◆ Records for processing:
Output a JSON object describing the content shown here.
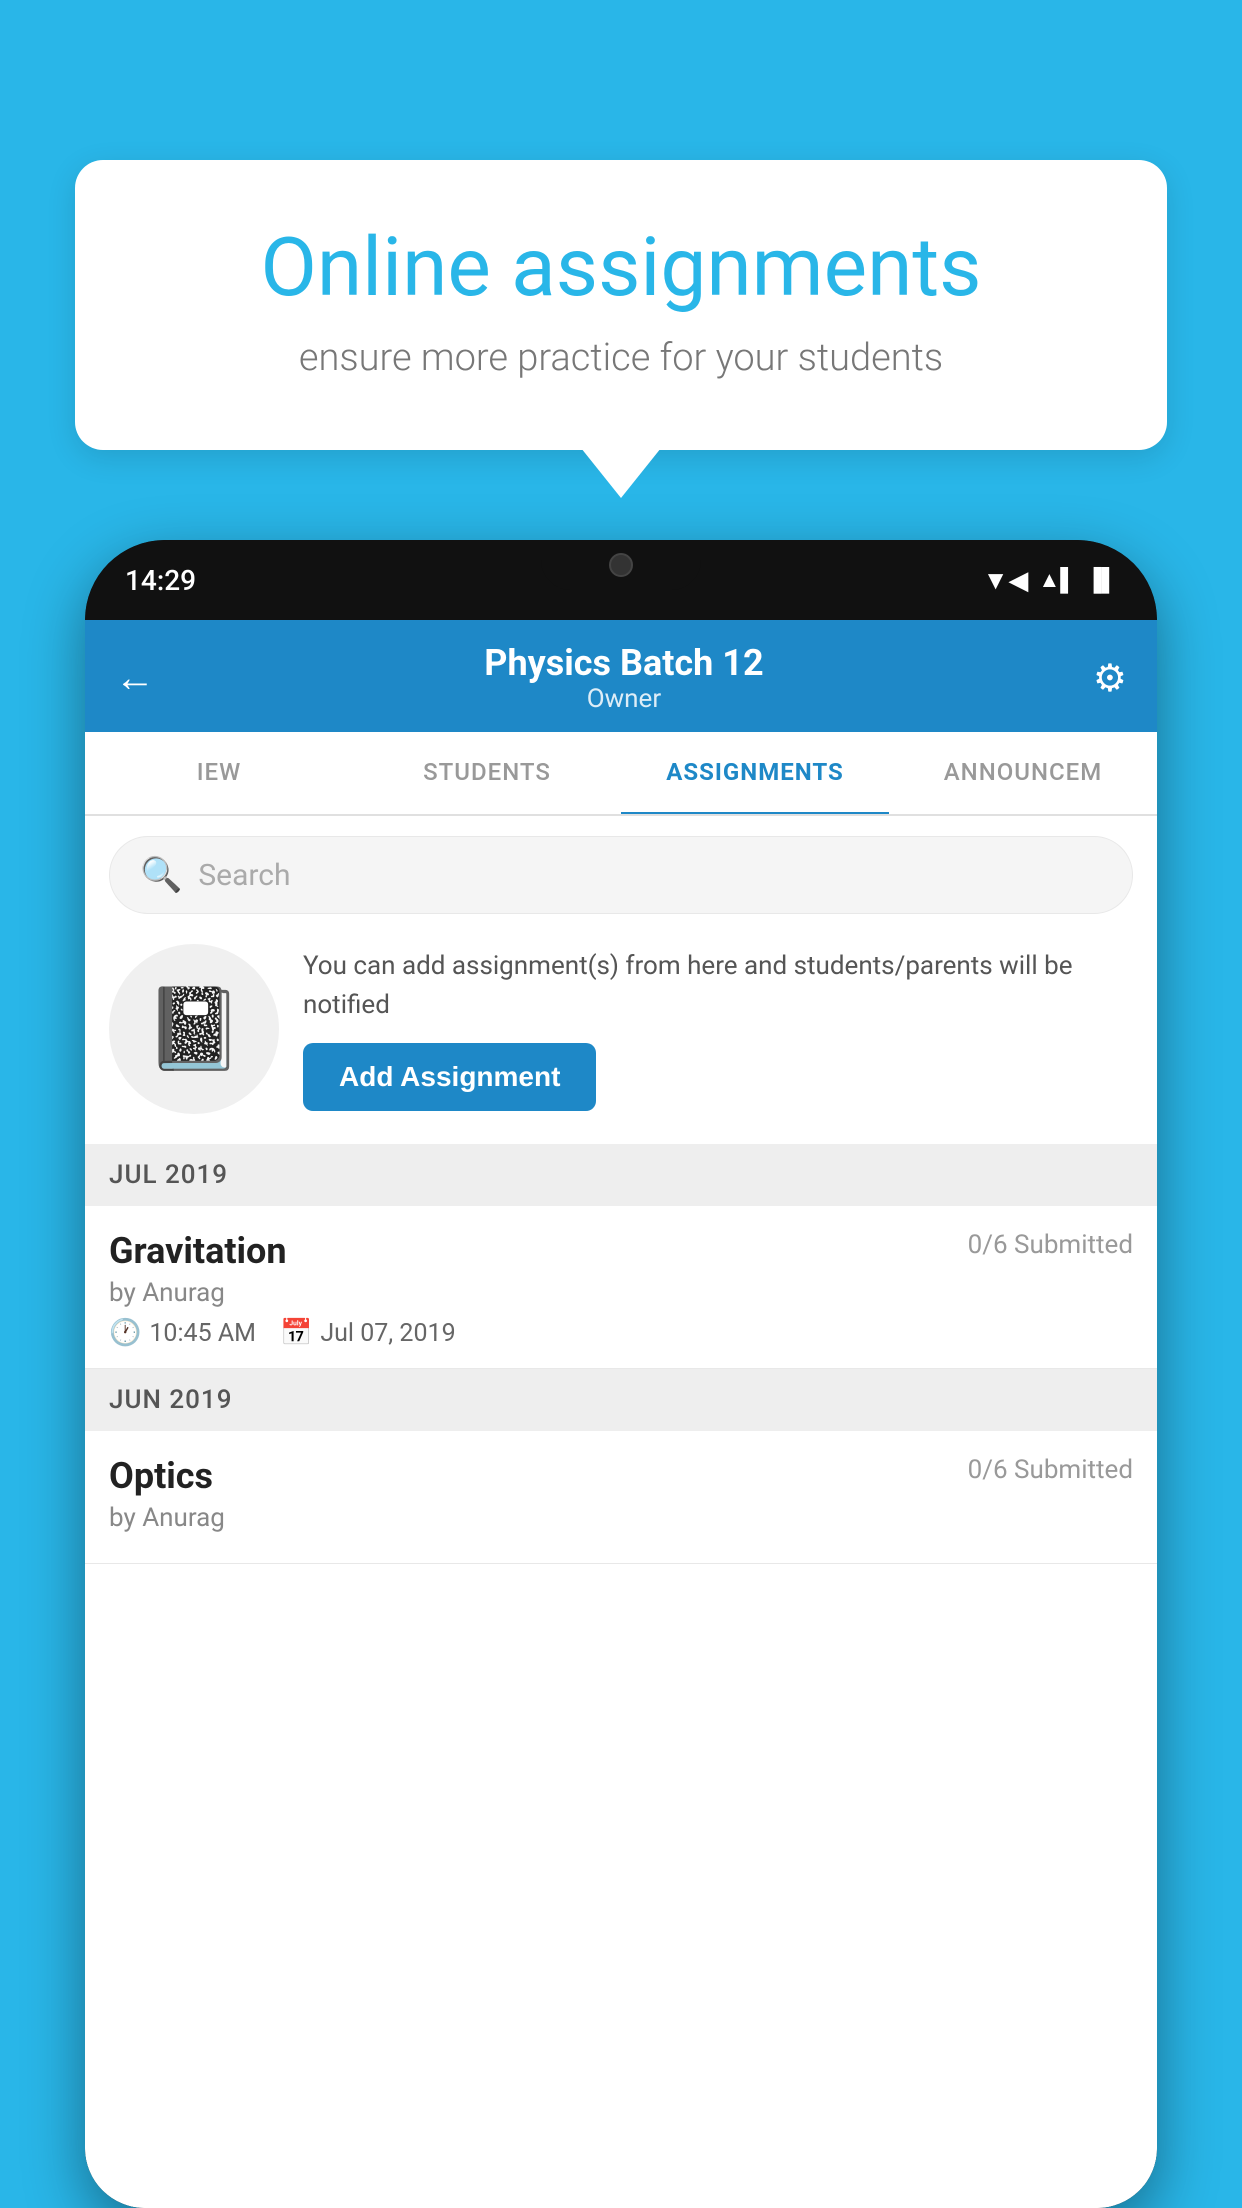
{
  "background_color": "#29b6e8",
  "speech_bubble": {
    "title": "Online assignments",
    "subtitle": "ensure more practice for your students"
  },
  "phone": {
    "status_bar": {
      "time": "14:29",
      "wifi": "▲",
      "signal": "▲",
      "battery": "▉"
    },
    "header": {
      "title": "Physics Batch 12",
      "subtitle": "Owner",
      "back_label": "←",
      "settings_label": "⚙"
    },
    "tabs": [
      {
        "label": "IEW",
        "active": false
      },
      {
        "label": "STUDENTS",
        "active": false
      },
      {
        "label": "ASSIGNMENTS",
        "active": true
      },
      {
        "label": "ANNOUNCEM",
        "active": false
      }
    ],
    "search": {
      "placeholder": "Search"
    },
    "promo": {
      "description": "You can add assignment(s) from here and students/parents will be notified",
      "button_label": "Add Assignment"
    },
    "sections": [
      {
        "month_label": "JUL 2019",
        "assignments": [
          {
            "name": "Gravitation",
            "status": "0/6 Submitted",
            "author": "by Anurag",
            "time": "10:45 AM",
            "date": "Jul 07, 2019"
          }
        ]
      },
      {
        "month_label": "JUN 2019",
        "assignments": [
          {
            "name": "Optics",
            "status": "0/6 Submitted",
            "author": "by Anurag",
            "time": "",
            "date": ""
          }
        ]
      }
    ]
  }
}
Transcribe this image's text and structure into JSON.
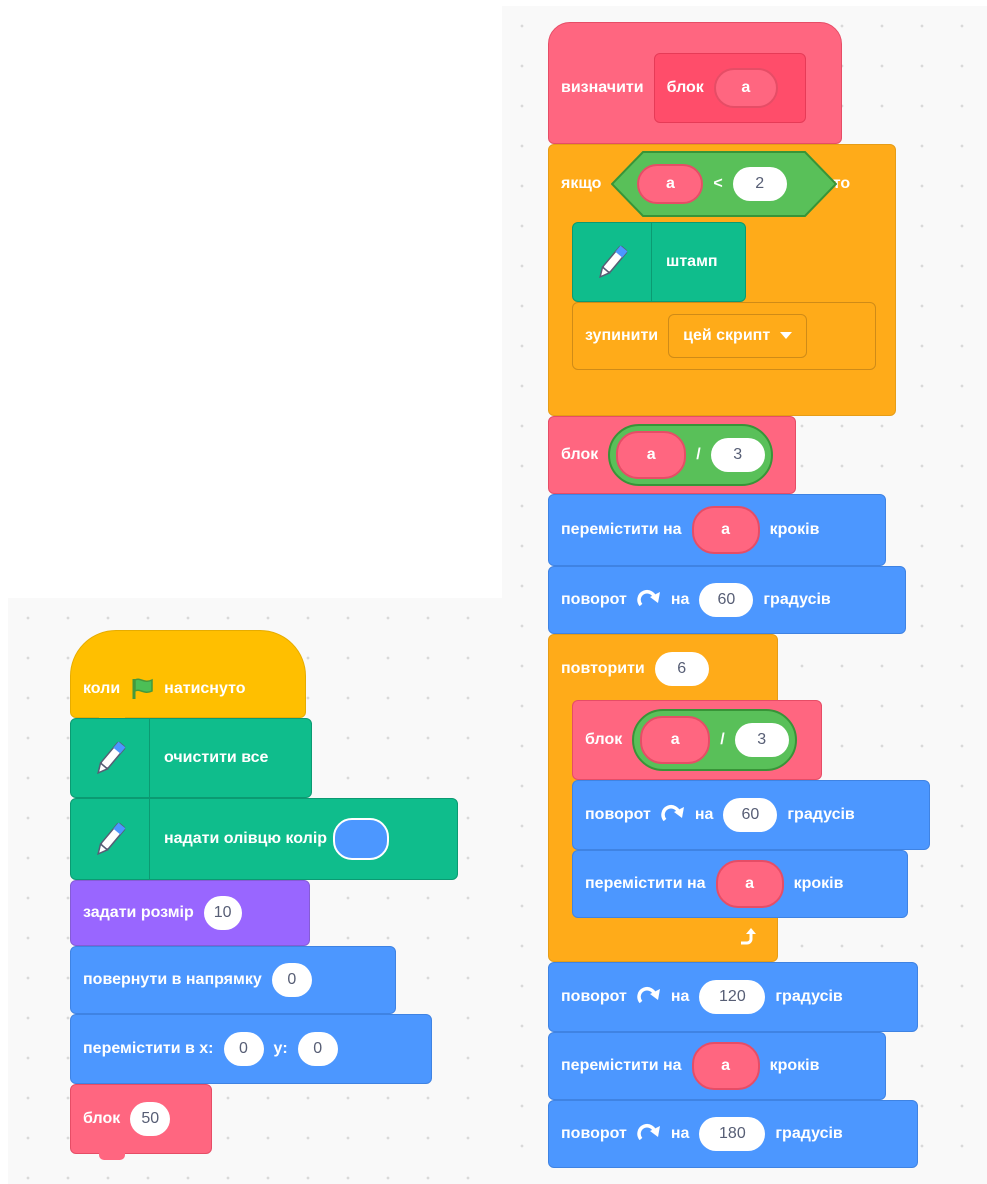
{
  "colors": {
    "events": "#ffbf00",
    "pen": "#0fbd8c",
    "motion": "#4c97ff",
    "looks": "#9966ff",
    "control": "#ffab19",
    "my_blocks": "#ff6680",
    "operators": "#59c059",
    "pen_color_swatch": "#4c97ff"
  },
  "icons": [
    "green-flag-icon",
    "pen-icon",
    "rotate-right-icon",
    "loop-arrow-icon",
    "dropdown-arrow-icon"
  ],
  "main_script": {
    "when_flag": {
      "left": "коли",
      "right": "натиснуто"
    },
    "clear": "очистити все",
    "set_pen_color": "надати олівцю колір",
    "set_size": {
      "label": "задати розмір",
      "value": "10"
    },
    "point_direction": {
      "label": "повернути в напрямку",
      "value": "0"
    },
    "go_to": {
      "label": "перемістити в x:",
      "x": "0",
      "y_label": "y:",
      "y": "0"
    },
    "call": {
      "label": "блок",
      "value": "50"
    }
  },
  "define_script": {
    "define": {
      "label": "визначити",
      "proto_label": "блок",
      "param": "a"
    },
    "if": {
      "label": "якщо",
      "left": "a",
      "op": "<",
      "right": "2",
      "then": "то"
    },
    "stamp": "штамп",
    "stop": {
      "label": "зупинити",
      "option": "цей скрипт"
    },
    "call_1": {
      "label": "блок",
      "left": "a",
      "op": "/",
      "right": "3"
    },
    "move_1": {
      "label": "перемістити на",
      "param": "a",
      "suffix": "кроків"
    },
    "turn_1": {
      "label": "поворот",
      "on": "на",
      "value": "60",
      "suffix": "градусів"
    },
    "repeat": {
      "label": "повторити",
      "value": "6"
    },
    "call_2": {
      "label": "блок",
      "left": "a",
      "op": "/",
      "right": "3"
    },
    "turn_2": {
      "label": "поворот",
      "on": "на",
      "value": "60",
      "suffix": "градусів"
    },
    "move_2": {
      "label": "перемістити на",
      "param": "a",
      "suffix": "кроків"
    },
    "turn_3": {
      "label": "поворот",
      "on": "на",
      "value": "120",
      "suffix": "градусів"
    },
    "move_3": {
      "label": "перемістити на",
      "param": "a",
      "suffix": "кроків"
    },
    "turn_4": {
      "label": "поворот",
      "on": "на",
      "value": "180",
      "suffix": "градусів"
    }
  }
}
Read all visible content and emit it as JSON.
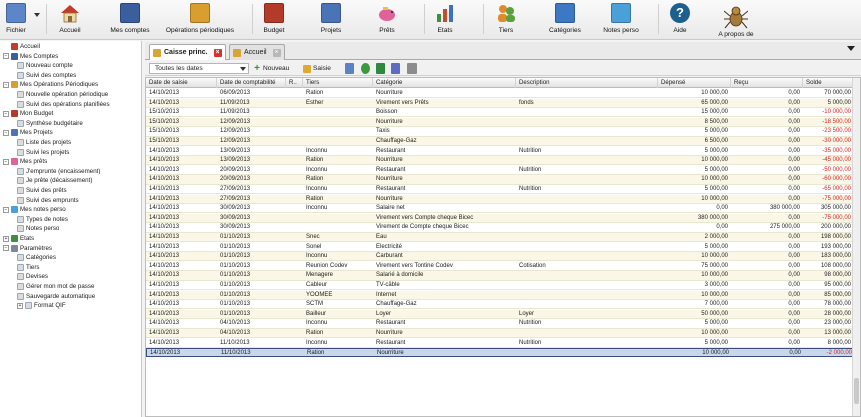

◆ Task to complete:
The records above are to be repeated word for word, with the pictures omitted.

◆ Answer to this exercise:
Output a JSON object describing the content shown here.
{
  "background_color": "#29b6e8",
  "speech_bubble": {
    "title": "Online assignments",
    "subtitle": "ensure more practice for your students"
  },
  "phone": {
    "status_bar": {
      "time": "14:29",
      "wifi": "▲",
      "signal": "▲",
      "battery": "▉"
    },
    "header": {
      "title": "Physics Batch 12",
      "subtitle": "Owner",
      "back_label": "←",
      "settings_label": "⚙"
    },
    "tabs": [
      {
        "label": "IEW",
        "active": false
      },
      {
        "label": "STUDENTS",
        "active": false
      },
      {
        "label": "ASSIGNMENTS",
        "active": true
      },
      {
        "label": "ANNOUNCEM",
        "active": false
      }
    ],
    "search": {
      "placeholder": "Search"
    },
    "promo": {
      "description": "You can add assignment(s) from here and students/parents will be notified",
      "button_label": "Add Assignment"
    },
    "sections": [
      {
        "month_label": "JUL 2019",
        "assignments": [
          {
            "name": "Gravitation",
            "status": "0/6 Submitted",
            "author": "by Anurag",
            "time": "10:45 AM",
            "date": "Jul 07, 2019"
          }
        ]
      },
      {
        "month_label": "JUN 2019",
        "assignments": [
          {
            "name": "Optics",
            "status": "0/6 Submitted",
            "author": "by Anurag",
            "time": "",
            "date": ""
          }
        ]
      }
    ]
  }
}
Transcribe this image's text and structure into JSON.
{
  "colors": {
    "events": "#ffbf00",
    "pen": "#0fbd8c",
    "motion": "#4c97ff",
    "looks": "#9966ff",
    "control": "#ffab19",
    "my_blocks": "#ff6680",
    "operators": "#59c059",
    "pen_color_swatch": "#4c97ff"
  },
  "icons": [
    "green-flag-icon",
    "pen-icon",
    "rotate-right-icon",
    "loop-arrow-icon",
    "dropdown-arrow-icon"
  ],
  "main_script": {
    "when_flag": {
      "left": "коли",
      "right": "натиснуто"
    },
    "clear": "очистити все",
    "set_pen_color": "надати олівцю колір",
    "set_size": {
      "label": "задати розмір",
      "value": "10"
    },
    "point_direction": {
      "label": "повернути в напрямку",
      "value": "0"
    },
    "go_to": {
      "label": "перемістити в x:",
      "x": "0",
      "y_label": "y:",
      "y": "0"
    },
    "call": {
      "label": "блок",
      "value": "50"
    }
  },
  "define_script": {
    "define": {
      "label": "визначити",
      "proto_label": "блок",
      "param": "a"
    },
    "if": {
      "label": "якщо",
      "left": "a",
      "op": "<",
      "right": "2",
      "then": "то"
    },
    "stamp": "штамп",
    "stop": {
      "label": "зупинити",
      "option": "цей скрипт"
    },
    "call_1": {
      "label": "блок",
      "left": "a",
      "op": "/",
      "right": "3"
    },
    "move_1": {
      "label": "перемістити на",
      "param": "a",
      "suffix": "кроків"
    },
    "turn_1": {
      "label": "поворот",
      "on": "на",
      "value": "60",
      "suffix": "градусів"
    },
    "repeat": {
      "label": "повторити",
      "value": "6"
    },
    "call_2": {
      "label": "блок",
      "left": "a",
      "op": "/",
      "right": "3"
    },
    "turn_2": {
      "label": "поворот",
      "on": "на",
      "value": "60",
      "suffix": "градусів"
    },
    "move_2": {
      "label": "перемістити на",
      "param": "a",
      "suffix": "кроків"
    },
    "turn_3": {
      "label": "поворот",
      "on": "на",
      "value": "120",
      "suffix": "градусів"
    },
    "move_3": {
      "label": "перемістити на",
      "param": "a",
      "suffix": "кроків"
    },
    "turn_4": {
      "label": "поворот",
      "on": "на",
      "value": "180",
      "suffix": "градусів"
    }
  }
}
Read all visible content and emit it as JSON.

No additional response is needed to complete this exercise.